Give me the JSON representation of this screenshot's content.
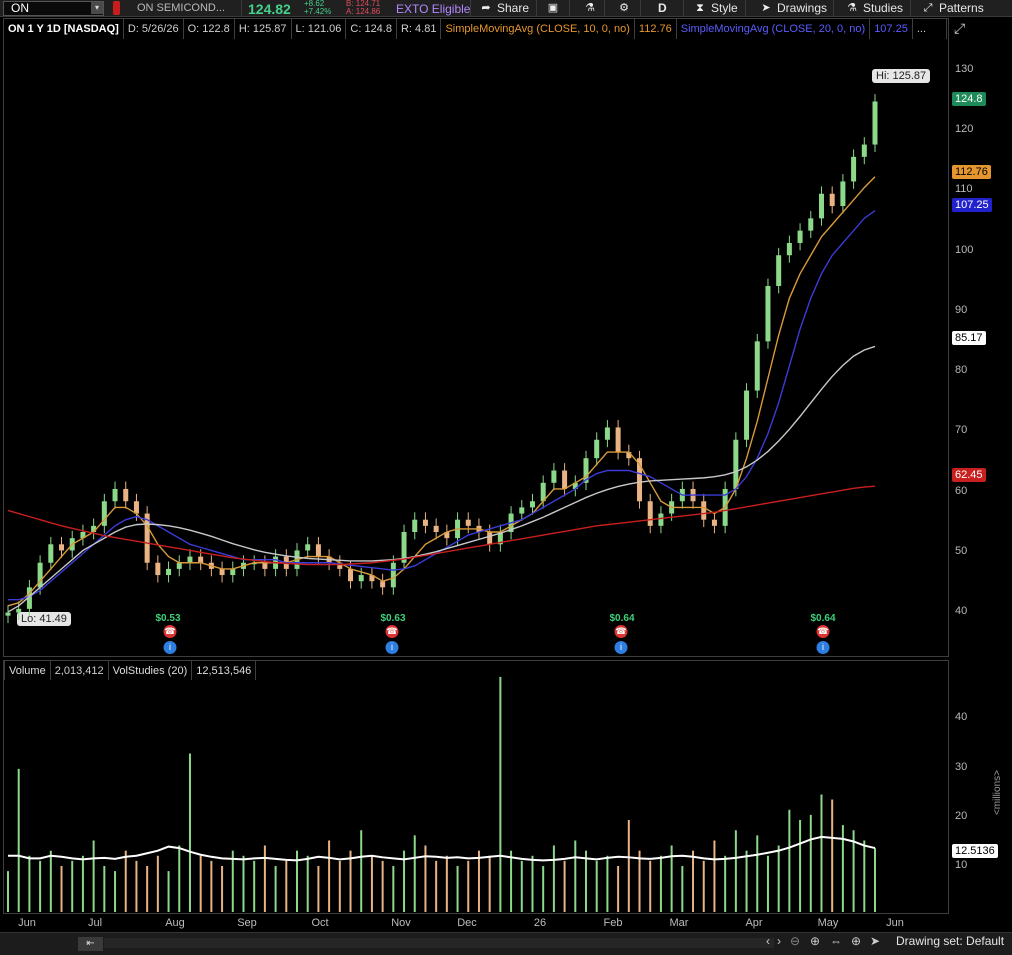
{
  "toolbar": {
    "symbol": "ON",
    "company": "ON SEMICOND...",
    "last_price": "124.82",
    "change": "+8.62",
    "change_pct": "+7.42%",
    "bid": "B: 124.71",
    "ask": "A: 124.86",
    "exto": "EXTO Eligible",
    "share": "Share",
    "period": "D",
    "style": "Style",
    "drawings": "Drawings",
    "studies": "Studies",
    "patterns": "Patterns",
    "icons": [
      "menu-down-icon",
      "flag-icon",
      "share-icon",
      "chat-icon",
      "flask-icon",
      "gear-icon",
      "style-icon",
      "cursor-icon",
      "studies-icon",
      "patterns-icon"
    ]
  },
  "infobar": {
    "title": "ON 1 Y 1D [NASDAQ]",
    "date": "D: 5/26/26",
    "open": "O: 122.8",
    "high": "H: 125.87",
    "low": "L: 121.06",
    "close": "C: 124.8",
    "range": "R: 4.81",
    "sma10_label": "SimpleMovingAvg (CLOSE, 10, 0, no)",
    "sma10_value": "112.76",
    "sma20_label": "SimpleMovingAvg (CLOSE, 20, 0, no)",
    "sma20_value": "107.25",
    "more": "..."
  },
  "volbar": {
    "title": "Volume",
    "value": "2,013,412",
    "study_label": "VolStudies (20)",
    "study_value": "12,513,546"
  },
  "price_axis": {
    "ticks": [
      "130",
      "120",
      "110",
      "100",
      "90",
      "80",
      "70",
      "60",
      "50",
      "40"
    ],
    "labels": {
      "last": "124.8",
      "sma10": "112.76",
      "sma20": "107.25",
      "sma_gray": "85.17",
      "sma_red": "62.45"
    }
  },
  "volume_axis": {
    "ticks": [
      "40",
      "30",
      "20",
      "10"
    ],
    "last_label": "12.5136",
    "unit": "<millions>"
  },
  "x_axis": [
    "Jun",
    "Jul",
    "Aug",
    "Sep",
    "Oct",
    "Nov",
    "Dec",
    "26",
    "Feb",
    "Mar",
    "Apr",
    "May",
    "Jun"
  ],
  "annotations": {
    "hi": "Hi: 125.87",
    "lo": "Lo: 41.49",
    "dividends": [
      "$0.53",
      "$0.63",
      "$0.64",
      "$0.64"
    ]
  },
  "bottom": {
    "drawing_set": "Drawing set: Default"
  },
  "colors": {
    "up": "#8cd98a",
    "down": "#e9b383",
    "sma10": "#d99a3a",
    "sma20": "#3b3bd8",
    "sma_gray": "#c8c8c8",
    "sma_red": "#c8201e",
    "volume_avg": "#ffffff"
  },
  "chart_data": {
    "type": "line",
    "title": "ON 1 Y 1D [NASDAQ]",
    "ylim": [
      35,
      135
    ],
    "volume_ylim": [
      0,
      45
    ],
    "months": [
      "Jun",
      "Jul",
      "Aug",
      "Sep",
      "Oct",
      "Nov",
      "Dec",
      "26",
      "Feb",
      "Mar",
      "Apr",
      "May",
      "Jun"
    ],
    "series": [
      {
        "name": "Close",
        "values": [
          41.9,
          42.5,
          46,
          50,
          53,
          52,
          54,
          55,
          56,
          60,
          62,
          60,
          58,
          50,
          48,
          49,
          50,
          51,
          50,
          49,
          48,
          49,
          50,
          50,
          49,
          51,
          49,
          52,
          53,
          51,
          50,
          49,
          47,
          48,
          47,
          46,
          50,
          55,
          57,
          56,
          55,
          54,
          57,
          56,
          55,
          53,
          55,
          58,
          59,
          60,
          63,
          65,
          62,
          63,
          67,
          70,
          72,
          68,
          67,
          60,
          56,
          58,
          60,
          62,
          60,
          57,
          56,
          62,
          70,
          78,
          86,
          95,
          100,
          102,
          104,
          106,
          110,
          108,
          112,
          116,
          118,
          125
        ]
      },
      {
        "name": "SimpleMovingAvg (CLOSE, 10, 0, no)",
        "values": [
          43,
          43.5,
          45,
          47,
          49,
          51,
          53,
          54,
          55,
          57,
          59,
          59,
          58,
          56,
          53,
          51,
          50,
          50,
          50,
          49.5,
          49,
          49,
          49.5,
          50,
          50,
          50,
          50,
          50.5,
          51,
          51,
          51,
          50,
          49,
          48.5,
          48,
          47,
          47.5,
          49,
          51,
          53,
          54,
          55,
          55.5,
          55.5,
          55.5,
          55,
          55,
          56,
          57,
          58,
          60,
          62,
          62,
          63,
          64,
          66,
          68,
          68,
          68,
          66,
          63,
          60,
          59,
          59,
          59,
          59,
          58,
          59,
          62,
          67,
          73,
          80,
          87,
          93,
          97,
          100,
          103,
          105,
          107,
          109,
          111,
          112.76
        ]
      },
      {
        "name": "SimpleMovingAvg (CLOSE, 20, 0, no)",
        "values": [
          44,
          44,
          44.5,
          45.5,
          47,
          48.5,
          50,
          51.5,
          53,
          54.5,
          56,
          57,
          57.5,
          57,
          56,
          55,
          54,
          53,
          52.5,
          52,
          51.5,
          51,
          50.5,
          50.5,
          50.5,
          50.5,
          50,
          50,
          50,
          50,
          50,
          49.8,
          49.6,
          49.4,
          49.2,
          49,
          48.8,
          49,
          49.5,
          50.5,
          51.5,
          52.5,
          53.5,
          54.5,
          55,
          55.5,
          56,
          56.5,
          57,
          58,
          59,
          60,
          61,
          62,
          63.5,
          64.5,
          65,
          65,
          65,
          64.5,
          64,
          63,
          62,
          61,
          61,
          61,
          61,
          61,
          62,
          64,
          67,
          71,
          76,
          82,
          88,
          93,
          97,
          100,
          102,
          104,
          106,
          107.25
        ]
      },
      {
        "name": "SMA long (gray)",
        "values": [
          42,
          43,
          44.5,
          46,
          47.5,
          49,
          50.5,
          52,
          53,
          54,
          55,
          55.8,
          56.2,
          56.3,
          56.2,
          56,
          55.7,
          55.3,
          54.8,
          54.3,
          53.7,
          53.1,
          52.6,
          52.1,
          51.7,
          51.4,
          51.1,
          50.9,
          50.7,
          50.6,
          50.5,
          50.4,
          50.3,
          50.3,
          50.3,
          50.4,
          50.5,
          50.7,
          51,
          51.4,
          51.8,
          52.3,
          52.8,
          53.3,
          53.8,
          54.3,
          54.8,
          55.4,
          56,
          56.7,
          57.4,
          58.2,
          59,
          59.8,
          60.6,
          61.3,
          61.9,
          62.4,
          62.8,
          63.1,
          63.3,
          63.4,
          63.5,
          63.6,
          63.7,
          63.8,
          64,
          64.3,
          64.8,
          65.6,
          66.7,
          68.1,
          69.8,
          71.7,
          73.8,
          76,
          78.2,
          80.3,
          82.1,
          83.6,
          84.6,
          85.17
        ]
      },
      {
        "name": "SMA long (red)",
        "values": [
          58.5,
          58,
          57.5,
          57,
          56.5,
          56,
          55.6,
          55.2,
          54.8,
          54.4,
          54.1,
          53.8,
          53.5,
          53.2,
          52.9,
          52.6,
          52.3,
          52,
          51.7,
          51.4,
          51.1,
          50.8,
          50.6,
          50.4,
          50.2,
          50,
          49.9,
          49.8,
          49.7,
          49.7,
          49.7,
          49.7,
          49.8,
          49.9,
          50,
          50.2,
          50.4,
          50.6,
          50.9,
          51.2,
          51.5,
          51.8,
          52.1,
          52.4,
          52.7,
          53,
          53.3,
          53.6,
          53.9,
          54.2,
          54.5,
          54.8,
          55.1,
          55.4,
          55.7,
          56,
          56.2,
          56.4,
          56.6,
          56.8,
          57,
          57.2,
          57.4,
          57.6,
          57.8,
          58,
          58.2,
          58.5,
          58.8,
          59.1,
          59.4,
          59.7,
          60,
          60.3,
          60.6,
          60.9,
          61.2,
          61.5,
          61.8,
          62.1,
          62.3,
          62.45
        ]
      }
    ],
    "volume_millions": [
      8,
      28,
      11,
      10,
      12,
      9,
      10,
      11,
      14,
      9,
      8,
      12,
      10,
      9,
      11,
      8,
      13,
      31,
      11,
      10,
      9,
      12,
      11,
      10,
      13,
      9,
      10,
      12,
      11,
      9,
      14,
      10,
      12,
      16,
      11,
      10,
      9,
      12,
      15,
      13,
      10,
      11,
      9,
      10,
      12,
      11,
      46,
      12,
      10,
      11,
      9,
      13,
      10,
      14,
      12,
      10,
      11,
      9,
      18,
      12,
      10,
      11,
      13,
      9,
      12,
      10,
      14,
      11,
      16,
      12,
      15,
      11,
      13,
      20,
      18,
      19,
      23,
      22,
      17,
      16,
      14,
      12.5
    ],
    "volume_avg_millions": [
      11,
      11,
      10.5,
      10.5,
      11,
      10.8,
      10.5,
      10.3,
      10.5,
      10.6,
      10.4,
      10.8,
      11,
      11.5,
      12,
      12.8,
      12.5,
      11.8,
      11.2,
      10.8,
      10.5,
      10.4,
      10.3,
      10.5,
      10.6,
      10.4,
      10.2,
      10.1,
      10.4,
      10.8,
      10.6,
      10.3,
      10.5,
      10.8,
      11,
      10.7,
      10.5,
      10.3,
      10.6,
      10.9,
      10.8,
      10.6,
      10.7,
      10.5,
      10.6,
      10.8,
      11,
      10.7,
      10.4,
      10.2,
      10.1,
      10.2,
      10.4,
      10.7,
      10.5,
      10.3,
      10.6,
      10.8,
      10.7,
      10.5,
      10.4,
      10.6,
      10.9,
      11,
      10.8,
      10.5,
      10.3,
      10.4,
      10.6,
      10.9,
      11.2,
      11.6,
      12,
      12.6,
      13.4,
      14.2,
      14.7,
      14.5,
      14.3,
      13.8,
      13,
      12.5136
    ]
  }
}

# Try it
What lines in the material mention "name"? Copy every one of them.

# Reply to the task
        "name": "Close",
        "name": "SimpleMovingAvg (CLOSE, 10, 0, no)",
        "name": "SimpleMovingAvg (CLOSE, 20, 0, no)",
        "name": "SMA long (gray)",
        "name": "SMA long (red)",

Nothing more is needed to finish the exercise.